Instead of a traditional 162 game season, the Rockies, and the rest of the league, will play a shortened 60-game season due to the COVID-19 pandemic.

There are many factors that give the 2020 season a funky feel. By playing only 60-games, the season is basically a 30 team pennant race from the get-go. Also, some new rules are sure to change the dynamic of the game.

Pitchers are required to face a minimum of three-batters, or complete a half-inning before a change can occur and the designated hitter will be implemented into the National League. 

These rules should benefit teams loaded with offense, like the Rockies.

The addition of the DH will change the way Colorado constructs their lineup, and there are a few candidates primed for the role.

Newcomer Matt Kemp is one option, as is fellow veteran Daniel Murphy.

Murphy, 35, is entering the second year of a two-year pact he signed with the Rockies before the 2019 season.

Murphy’s first season in Colorado was rough around the edges. A finger injury sidelined him early on, and he was never able to settle into a groove at the plate as he had in previous years.

Murphy finished the season with a modest .279 batting average over 438 at-bats, a significant drop from his lifetime .298 average.

He is just two seasons removed from hitting .322 with 93 RBI. After spicing up his offseason workout regimen, there is reason to believe Murphy can return to form in 2020, especially if he were able to focus solely on hitting.

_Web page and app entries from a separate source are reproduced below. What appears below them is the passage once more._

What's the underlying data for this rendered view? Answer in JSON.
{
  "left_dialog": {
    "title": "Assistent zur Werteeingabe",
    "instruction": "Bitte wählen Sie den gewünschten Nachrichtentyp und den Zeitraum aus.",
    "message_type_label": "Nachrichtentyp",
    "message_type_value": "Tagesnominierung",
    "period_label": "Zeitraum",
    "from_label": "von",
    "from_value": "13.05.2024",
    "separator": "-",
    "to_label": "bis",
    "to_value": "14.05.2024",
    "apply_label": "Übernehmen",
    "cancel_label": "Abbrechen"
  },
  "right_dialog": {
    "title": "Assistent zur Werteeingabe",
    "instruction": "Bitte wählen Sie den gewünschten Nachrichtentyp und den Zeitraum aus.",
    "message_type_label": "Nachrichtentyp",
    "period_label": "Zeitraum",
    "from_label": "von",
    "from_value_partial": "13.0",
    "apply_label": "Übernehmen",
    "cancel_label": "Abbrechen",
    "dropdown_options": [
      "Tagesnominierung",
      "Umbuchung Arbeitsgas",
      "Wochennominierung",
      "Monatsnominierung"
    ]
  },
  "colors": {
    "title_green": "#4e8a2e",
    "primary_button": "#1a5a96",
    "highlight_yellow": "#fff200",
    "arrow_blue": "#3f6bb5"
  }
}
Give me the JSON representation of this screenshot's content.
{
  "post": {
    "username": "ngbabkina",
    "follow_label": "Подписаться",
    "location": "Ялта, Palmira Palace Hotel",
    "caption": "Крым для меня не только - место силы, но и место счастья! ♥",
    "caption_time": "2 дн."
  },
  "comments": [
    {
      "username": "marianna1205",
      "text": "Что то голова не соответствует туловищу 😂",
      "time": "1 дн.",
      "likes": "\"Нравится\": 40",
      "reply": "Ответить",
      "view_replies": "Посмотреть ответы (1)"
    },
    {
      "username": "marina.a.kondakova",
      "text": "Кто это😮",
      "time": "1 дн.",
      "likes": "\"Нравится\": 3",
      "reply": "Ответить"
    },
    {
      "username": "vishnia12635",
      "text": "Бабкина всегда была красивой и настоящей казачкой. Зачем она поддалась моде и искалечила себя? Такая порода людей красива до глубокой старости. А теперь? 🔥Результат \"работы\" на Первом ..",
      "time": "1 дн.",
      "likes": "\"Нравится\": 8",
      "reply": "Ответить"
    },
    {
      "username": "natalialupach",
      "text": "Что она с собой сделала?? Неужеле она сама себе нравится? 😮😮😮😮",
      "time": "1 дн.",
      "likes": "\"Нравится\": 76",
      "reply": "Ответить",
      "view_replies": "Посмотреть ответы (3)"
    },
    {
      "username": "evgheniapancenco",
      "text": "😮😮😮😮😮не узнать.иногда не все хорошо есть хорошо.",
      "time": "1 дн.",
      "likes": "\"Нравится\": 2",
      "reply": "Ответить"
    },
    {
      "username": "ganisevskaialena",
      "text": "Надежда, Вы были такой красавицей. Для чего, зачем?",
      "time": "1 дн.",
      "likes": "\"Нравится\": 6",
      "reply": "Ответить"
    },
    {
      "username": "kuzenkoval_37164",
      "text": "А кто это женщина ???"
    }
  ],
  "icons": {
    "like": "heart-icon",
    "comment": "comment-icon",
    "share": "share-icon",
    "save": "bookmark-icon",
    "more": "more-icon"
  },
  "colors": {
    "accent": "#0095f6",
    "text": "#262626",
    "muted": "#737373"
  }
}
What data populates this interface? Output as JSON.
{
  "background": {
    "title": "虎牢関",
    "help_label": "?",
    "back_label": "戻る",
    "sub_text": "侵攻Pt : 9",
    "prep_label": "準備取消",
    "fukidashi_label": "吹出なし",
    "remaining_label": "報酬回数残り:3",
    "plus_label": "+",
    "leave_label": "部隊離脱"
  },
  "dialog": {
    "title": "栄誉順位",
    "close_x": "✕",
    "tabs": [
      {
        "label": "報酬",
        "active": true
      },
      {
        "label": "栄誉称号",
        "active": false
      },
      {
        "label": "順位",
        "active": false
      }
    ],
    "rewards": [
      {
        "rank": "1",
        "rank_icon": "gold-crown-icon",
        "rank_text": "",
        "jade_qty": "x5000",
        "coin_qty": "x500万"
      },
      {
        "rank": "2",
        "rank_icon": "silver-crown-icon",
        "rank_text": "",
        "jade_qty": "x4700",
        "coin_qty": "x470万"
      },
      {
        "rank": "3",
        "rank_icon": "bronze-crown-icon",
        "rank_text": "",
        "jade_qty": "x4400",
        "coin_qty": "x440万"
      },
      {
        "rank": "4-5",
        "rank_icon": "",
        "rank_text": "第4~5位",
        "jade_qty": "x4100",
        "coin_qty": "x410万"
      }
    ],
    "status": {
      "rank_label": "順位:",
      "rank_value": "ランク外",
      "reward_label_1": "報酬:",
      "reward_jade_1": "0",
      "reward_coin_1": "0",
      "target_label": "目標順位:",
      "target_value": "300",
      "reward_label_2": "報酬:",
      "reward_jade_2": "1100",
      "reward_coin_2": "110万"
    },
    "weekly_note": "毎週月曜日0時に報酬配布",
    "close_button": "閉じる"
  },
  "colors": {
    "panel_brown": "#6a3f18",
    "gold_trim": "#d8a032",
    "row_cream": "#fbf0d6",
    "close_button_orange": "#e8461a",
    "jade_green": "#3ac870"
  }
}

The Rockies signed Murphy to play first base, despite his lack of professional experience at the position. Murphy primarily played second base throughout his career, although defense has never been his strong suit. He has always been a liability defensively (just ask New York Mets fans) but his bat has always made up for what he lacks in the field.

Now at the backend of his career, a transition to the DH could be a solid move for Murphy. His swing is strong and he has looked great physically during Summer Camp, as Thomas Harding notes.

Murphy has long been a student of the game. His swing has evolved over his career to adapt to changes in pitching. Coors Field is a hitter’s paradise and Murphy now has a full season at altitude under his belt. He owns a .322 lifetime batting average at Coors, and is one of the best all-around hitters of the last decade.

Last season did not go according to plan, but like Michael Cuddyer and others before him, Murphy is primed to be the next veteran to revive his career with the Rockies.

If things go right, it might even be worth it to throw a couple of bucks on Murphy to win the National League batting title now that sports betting is legal in Colorado.

SHARE